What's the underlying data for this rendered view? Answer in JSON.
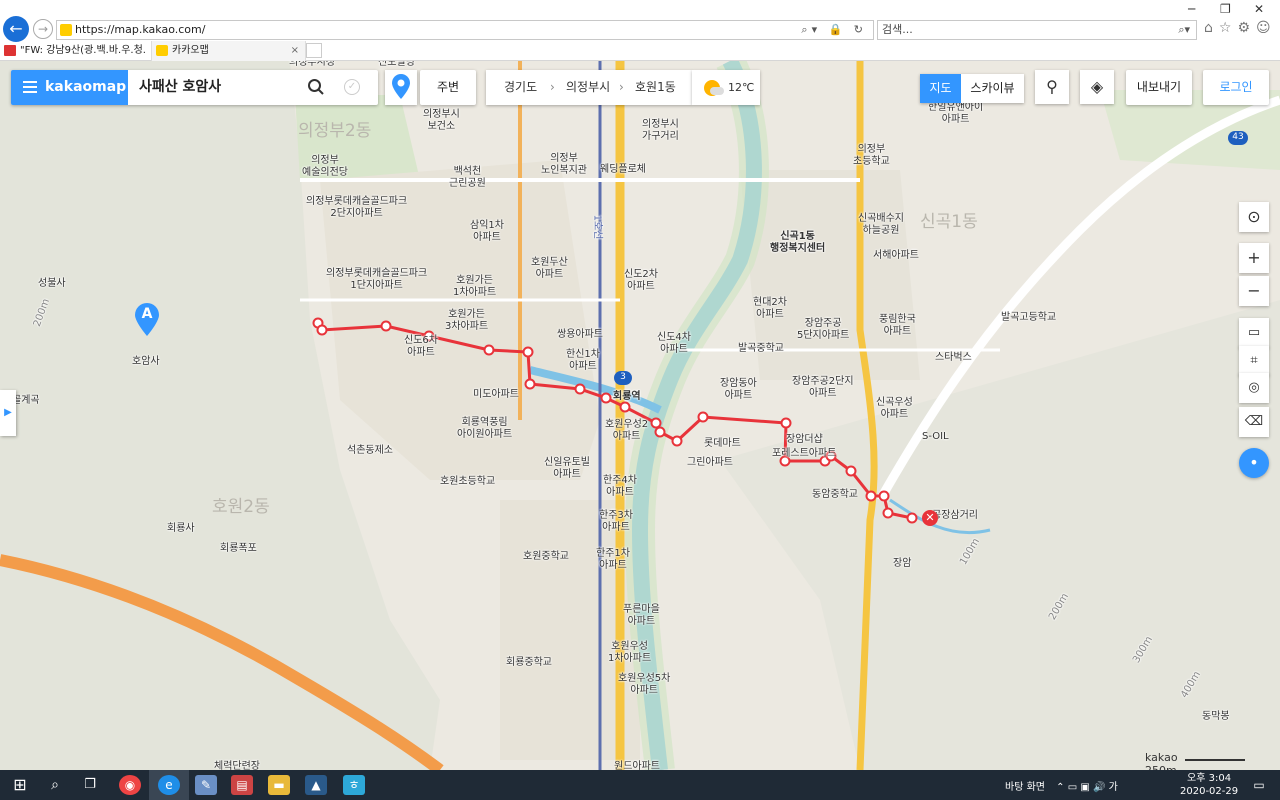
{
  "browser": {
    "url": "https://map.kakao.com/",
    "search_placeholder": "검색...",
    "tabs": [
      {
        "label": "\"FW: 강남9산(광.백.바.우.청.우..."
      },
      {
        "label": "카카오맵"
      }
    ],
    "window_controls": [
      "─",
      "❐",
      "✕"
    ]
  },
  "kakaomap": {
    "logo": "kakaomap",
    "query": "사패산 호암사",
    "nearby_button": "주변",
    "breadcrumb": [
      "경기도",
      "의정부시",
      "호원1동"
    ],
    "weather_temp": "12℃",
    "map_type": {
      "selected": "지도",
      "other": "스카이뷰"
    },
    "export_button": "내보내기",
    "login_button": "로그인",
    "start_marker": "A",
    "scale_brand": "kakao",
    "scale_distance": "250m"
  },
  "map_labels": {
    "uijeongbu_station": "의정부시청",
    "sindo_building": "신도빌딩",
    "uijeongbu_2dong": "의정부2동",
    "health_center": "의정부시\n보건소",
    "arts_hall": "의정부\n예술의전당",
    "baekseok_park": "백석천\n근린공원",
    "senior_center": "의정부\n노인복지관",
    "wedding_hall": "웨딩플로체",
    "furniture_street": "의정부시\n가구거리",
    "elem_uijeongbu": "의정부\n초등학교",
    "hanil_apt": "한일유앤아이\n아파트",
    "lotte_castle_2": "의정부롯데캐슬골드파크\n2단지아파트",
    "lotte_castle_1": "의정부롯데캐슬골드파크\n1단지아파트",
    "samik_apt": "삼익1차\n아파트",
    "howon_doosan": "호원두산\n아파트",
    "sindo2": "신도2차\n아파트",
    "sin1dong_center": "신곡1동\n행정복지센터",
    "singok_park": "신곡배수지\n하늘공원",
    "seohae_apt": "서해아파트",
    "singok_1dong": "신곡1동",
    "howon_garden_1": "호원가든\n1차아파트",
    "howon_garden_3": "호원가든\n3차아파트",
    "sindo6": "신도6차\n아파트",
    "ssangyong": "쌍용아파트",
    "hansin": "한신1차\n아파트",
    "sindo4": "신도4차\n아파트",
    "hyundai2": "현대2차\n아파트",
    "jangam_jugong5": "장암주공\n5단지아파트",
    "pungrim": "풍림한국\n아파트",
    "balgok_high": "발곡고등학교",
    "balgok_mid": "발곡중학교",
    "starbucks": "스타벅스",
    "seonggol": "성불사",
    "golgyegok": "골계곡",
    "hoamsa": "호암사",
    "mido": "미도아파트",
    "hoeryong_station": "회룡역",
    "hoeryong_apt": "회룡역풍림\n아이원아파트",
    "howon_woosung2": "호원우성2\n아파트",
    "lotte_mart": "롯데마트",
    "jangam_dong": "장암동아\n아파트",
    "jangam_2": "장암주공2단지\n아파트",
    "singok_woosung": "신곡우성\n아파트",
    "s_oil": "S-OIL",
    "jangam_dsp": "장암더샵",
    "pores": "포레스트아파트",
    "green_apt": "그린아파트",
    "seokcheon": "석촌동제소",
    "howon_elem": "호원초등학교",
    "sinil": "신일유토빌\n아파트",
    "hanju4": "한주4차\n아파트",
    "hanju3": "한주3차\n아파트",
    "hanju1": "한주1차\n아파트",
    "dongam_mid": "동암중학교",
    "howon_2dong": "호원2동",
    "hoeryongsa": "회룡사",
    "hoeryong_falls": "회룡폭포",
    "howon_mid": "호원중학교",
    "pureun": "푸른마을\n아파트",
    "howon_woosung1": "호원우성\n1차아파트",
    "howon_woosung5": "호원우성5차\n아파트",
    "hoeryong_mid": "회룡중학교",
    "jangam_ic": "장암",
    "gongsam": "공장삼거리",
    "dongmakbong": "동막봉",
    "wondeu": "원드아파트",
    "cheryeok": "체력단련장",
    "road_3": "3",
    "road_43": "43",
    "contour_200": "200m",
    "contour_300": "300m",
    "contour_400": "400m",
    "contour_100": "100m",
    "contour_200b": "200m",
    "line_1": "1호선"
  },
  "taskbar": {
    "desktop_label": "바탕 화면",
    "time_label": "오후 3:04",
    "date_label": "2020-02-29"
  },
  "colors": {
    "accent": "#3396ff",
    "route": "#e8333a",
    "river": "#7fc2e6",
    "park": "#cfe5c2",
    "highway": "#f5c542"
  }
}
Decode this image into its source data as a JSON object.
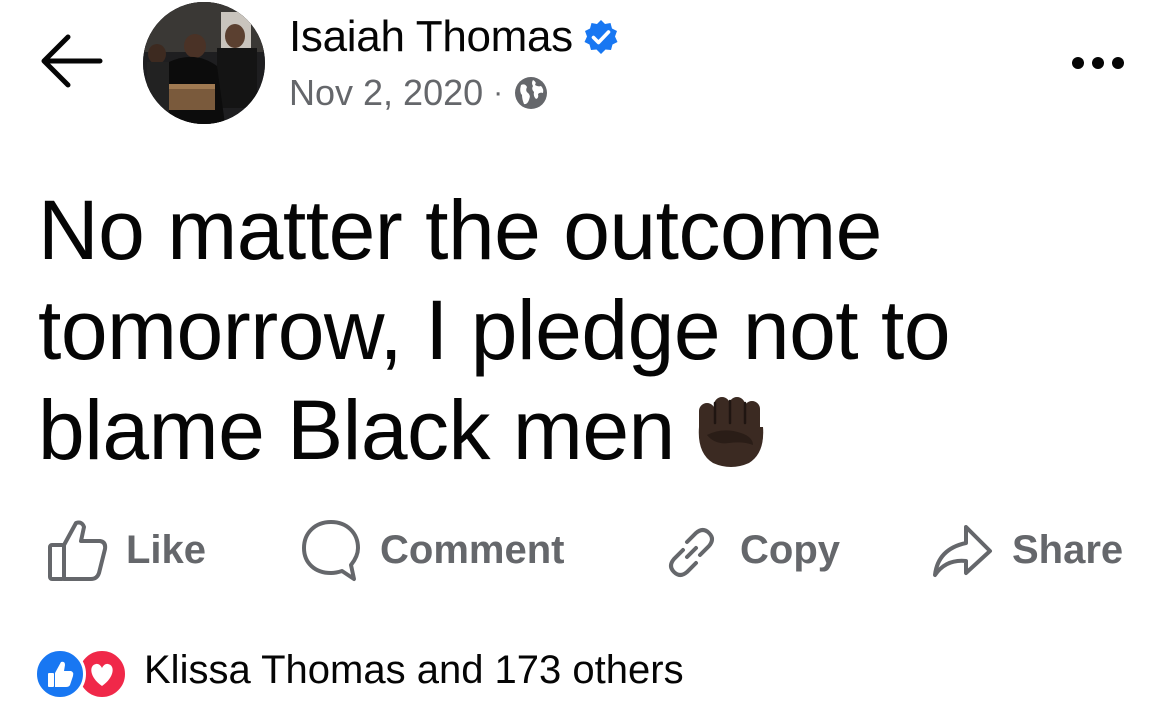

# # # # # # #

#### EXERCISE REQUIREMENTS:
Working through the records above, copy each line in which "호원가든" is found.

#### ANSWER SECTION:
    "howon_garden_1": "호원가든\n1차아파트",
    "howon_garden_3": "호원가든\n3차아파트",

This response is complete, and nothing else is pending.